* **ABOUT THIS EXERCISE**
Search the data below for the word "Company" and copy each line that holds it.

* **AVAILABLE DATA**
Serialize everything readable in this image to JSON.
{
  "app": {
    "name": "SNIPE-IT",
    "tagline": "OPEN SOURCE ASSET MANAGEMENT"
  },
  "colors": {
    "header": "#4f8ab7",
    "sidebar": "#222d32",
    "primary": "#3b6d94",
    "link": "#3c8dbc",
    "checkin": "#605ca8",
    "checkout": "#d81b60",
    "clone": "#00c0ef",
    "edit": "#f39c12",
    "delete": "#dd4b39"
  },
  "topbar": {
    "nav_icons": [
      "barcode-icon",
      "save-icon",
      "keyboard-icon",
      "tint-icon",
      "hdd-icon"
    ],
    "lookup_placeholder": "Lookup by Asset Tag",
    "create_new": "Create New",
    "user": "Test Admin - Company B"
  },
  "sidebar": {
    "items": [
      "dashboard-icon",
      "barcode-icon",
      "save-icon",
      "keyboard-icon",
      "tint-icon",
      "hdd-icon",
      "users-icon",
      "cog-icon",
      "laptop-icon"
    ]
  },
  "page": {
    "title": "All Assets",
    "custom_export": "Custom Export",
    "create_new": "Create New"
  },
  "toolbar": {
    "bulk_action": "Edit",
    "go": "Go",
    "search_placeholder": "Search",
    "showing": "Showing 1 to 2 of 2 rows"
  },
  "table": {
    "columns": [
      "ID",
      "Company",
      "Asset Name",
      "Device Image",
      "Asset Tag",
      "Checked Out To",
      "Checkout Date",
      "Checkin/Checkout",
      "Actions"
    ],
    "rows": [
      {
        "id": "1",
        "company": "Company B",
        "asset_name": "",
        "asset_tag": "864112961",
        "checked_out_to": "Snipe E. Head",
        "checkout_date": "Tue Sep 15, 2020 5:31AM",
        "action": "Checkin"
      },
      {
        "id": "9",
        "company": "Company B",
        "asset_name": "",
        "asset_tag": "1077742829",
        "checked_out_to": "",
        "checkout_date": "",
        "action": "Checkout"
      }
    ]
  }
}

* **TASK ANSWER**
    "user": "Test Admin - Company B"
      "Company",
        "company": "Company B",
        "company": "Company B",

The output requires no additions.